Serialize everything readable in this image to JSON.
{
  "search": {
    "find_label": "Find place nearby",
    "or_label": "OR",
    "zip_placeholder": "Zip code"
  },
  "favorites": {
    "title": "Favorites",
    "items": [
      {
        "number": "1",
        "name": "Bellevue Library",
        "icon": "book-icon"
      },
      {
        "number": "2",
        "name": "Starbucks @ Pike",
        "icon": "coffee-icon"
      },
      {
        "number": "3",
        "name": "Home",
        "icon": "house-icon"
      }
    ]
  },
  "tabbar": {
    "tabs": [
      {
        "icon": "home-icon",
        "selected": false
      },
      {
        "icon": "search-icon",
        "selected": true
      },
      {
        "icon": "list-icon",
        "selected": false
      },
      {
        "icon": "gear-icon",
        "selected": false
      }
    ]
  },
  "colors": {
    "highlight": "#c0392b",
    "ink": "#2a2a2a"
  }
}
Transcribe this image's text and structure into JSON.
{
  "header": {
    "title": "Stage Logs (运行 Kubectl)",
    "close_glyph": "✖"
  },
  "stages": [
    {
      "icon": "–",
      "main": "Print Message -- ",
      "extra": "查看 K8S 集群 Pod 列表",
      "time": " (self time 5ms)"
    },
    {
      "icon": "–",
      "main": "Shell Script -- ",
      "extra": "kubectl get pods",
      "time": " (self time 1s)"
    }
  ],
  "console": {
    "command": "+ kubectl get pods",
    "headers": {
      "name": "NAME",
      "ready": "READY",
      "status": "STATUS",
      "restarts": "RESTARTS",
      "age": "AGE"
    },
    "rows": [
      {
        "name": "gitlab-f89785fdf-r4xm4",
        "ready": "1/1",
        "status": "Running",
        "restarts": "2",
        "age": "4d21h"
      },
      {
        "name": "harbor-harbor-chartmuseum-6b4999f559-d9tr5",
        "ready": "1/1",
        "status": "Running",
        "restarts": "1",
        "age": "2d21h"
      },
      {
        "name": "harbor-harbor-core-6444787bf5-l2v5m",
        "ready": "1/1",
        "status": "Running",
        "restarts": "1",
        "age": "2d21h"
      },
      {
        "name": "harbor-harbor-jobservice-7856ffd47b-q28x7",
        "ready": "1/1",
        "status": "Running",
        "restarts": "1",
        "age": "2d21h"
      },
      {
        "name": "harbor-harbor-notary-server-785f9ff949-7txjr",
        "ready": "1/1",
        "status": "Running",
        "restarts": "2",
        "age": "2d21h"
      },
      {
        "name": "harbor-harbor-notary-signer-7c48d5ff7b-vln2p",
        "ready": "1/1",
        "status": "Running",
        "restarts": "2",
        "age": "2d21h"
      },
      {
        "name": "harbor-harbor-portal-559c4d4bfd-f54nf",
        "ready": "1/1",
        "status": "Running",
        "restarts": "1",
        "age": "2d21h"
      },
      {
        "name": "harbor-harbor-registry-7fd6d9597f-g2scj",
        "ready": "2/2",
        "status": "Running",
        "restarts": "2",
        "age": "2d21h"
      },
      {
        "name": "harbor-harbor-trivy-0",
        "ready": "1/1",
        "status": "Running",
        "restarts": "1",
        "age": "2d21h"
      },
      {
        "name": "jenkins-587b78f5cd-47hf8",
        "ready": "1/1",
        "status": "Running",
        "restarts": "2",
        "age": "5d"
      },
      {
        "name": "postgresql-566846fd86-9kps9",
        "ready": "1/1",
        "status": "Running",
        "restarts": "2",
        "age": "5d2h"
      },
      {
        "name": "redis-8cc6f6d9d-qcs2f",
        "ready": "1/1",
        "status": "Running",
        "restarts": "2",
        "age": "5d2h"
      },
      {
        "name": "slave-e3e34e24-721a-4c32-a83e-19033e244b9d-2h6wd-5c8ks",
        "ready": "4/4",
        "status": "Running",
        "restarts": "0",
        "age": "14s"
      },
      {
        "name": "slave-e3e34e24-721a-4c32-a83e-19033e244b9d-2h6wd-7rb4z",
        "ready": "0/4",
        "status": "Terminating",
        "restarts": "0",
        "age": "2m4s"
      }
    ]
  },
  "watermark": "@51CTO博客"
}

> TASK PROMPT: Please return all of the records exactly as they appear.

> ANSWER BOX:
Serialize everything readable in this image to JSON.
{
  "search": {
    "find_label": "Find place nearby",
    "or_label": "OR",
    "zip_placeholder": "Zip code"
  },
  "favorites": {
    "title": "Favorites",
    "items": [
      {
        "number": "1",
        "name": "Bellevue Library",
        "icon": "book-icon"
      },
      {
        "number": "2",
        "name": "Starbucks @ Pike",
        "icon": "coffee-icon"
      },
      {
        "number": "3",
        "name": "Home",
        "icon": "house-icon"
      }
    ]
  },
  "tabbar": {
    "tabs": [
      {
        "icon": "home-icon",
        "selected": false
      },
      {
        "icon": "search-icon",
        "selected": true
      },
      {
        "icon": "list-icon",
        "selected": false
      },
      {
        "icon": "gear-icon",
        "selected": false
      }
    ]
  },
  "colors": {
    "highlight": "#c0392b",
    "ink": "#2a2a2a"
  }
}
Transcribe this image's text and structure into JSON.
{
  "header": {
    "title": "Stage Logs (运行 Kubectl)",
    "close_glyph": "✖"
  },
  "stages": [
    {
      "icon": "–",
      "main": "Print Message -- ",
      "extra": "查看 K8S 集群 Pod 列表",
      "time": " (self time 5ms)"
    },
    {
      "icon": "–",
      "main": "Shell Script -- ",
      "extra": "kubectl get pods",
      "time": " (self time 1s)"
    }
  ],
  "console": {
    "command": "+ kubectl get pods",
    "headers": {
      "name": "NAME",
      "ready": "READY",
      "status": "STATUS",
      "restarts": "RESTARTS",
      "age": "AGE"
    },
    "rows": [
      {
        "name": "gitlab-f89785fdf-r4xm4",
        "ready": "1/1",
        "status": "Running",
        "restarts": "2",
        "age": "4d21h"
      },
      {
        "name": "harbor-harbor-chartmuseum-6b4999f559-d9tr5",
        "ready": "1/1",
        "status": "Running",
        "restarts": "1",
        "age": "2d21h"
      },
      {
        "name": "harbor-harbor-core-6444787bf5-l2v5m",
        "ready": "1/1",
        "status": "Running",
        "restarts": "1",
        "age": "2d21h"
      },
      {
        "name": "harbor-harbor-jobservice-7856ffd47b-q28x7",
        "ready": "1/1",
        "status": "Running",
        "restarts": "1",
        "age": "2d21h"
      },
      {
        "name": "harbor-harbor-notary-server-785f9ff949-7txjr",
        "ready": "1/1",
        "status": "Running",
        "restarts": "2",
        "age": "2d21h"
      },
      {
        "name": "harbor-harbor-notary-signer-7c48d5ff7b-vln2p",
        "ready": "1/1",
        "status": "Running",
        "restarts": "2",
        "age": "2d21h"
      },
      {
        "name": "harbor-harbor-portal-559c4d4bfd-f54nf",
        "ready": "1/1",
        "status": "Running",
        "restarts": "1",
        "age": "2d21h"
      },
      {
        "name": "harbor-harbor-registry-7fd6d9597f-g2scj",
        "ready": "2/2",
        "status": "Running",
        "restarts": "2",
        "age": "2d21h"
      },
      {
        "name": "harbor-harbor-trivy-0",
        "ready": "1/1",
        "status": "Running",
        "restarts": "1",
        "age": "2d21h"
      },
      {
        "name": "jenkins-587b78f5cd-47hf8",
        "ready": "1/1",
        "status": "Running",
        "restarts": "2",
        "age": "5d"
      },
      {
        "name": "postgresql-566846fd86-9kps9",
        "ready": "1/1",
        "status": "Running",
        "restarts": "2",
        "age": "5d2h"
      },
      {
        "name": "redis-8cc6f6d9d-qcs2f",
        "ready": "1/1",
        "status": "Running",
        "restarts": "2",
        "age": "5d2h"
      },
      {
        "name": "slave-e3e34e24-721a-4c32-a83e-19033e244b9d-2h6wd-5c8ks",
        "ready": "4/4",
        "status": "Running",
        "restarts": "0",
        "age": "14s"
      },
      {
        "name": "slave-e3e34e24-721a-4c32-a83e-19033e244b9d-2h6wd-7rb4z",
        "ready": "0/4",
        "status": "Terminating",
        "restarts": "0",
        "age": "2m4s"
      }
    ]
  },
  "watermark": "@51CTO博客"
}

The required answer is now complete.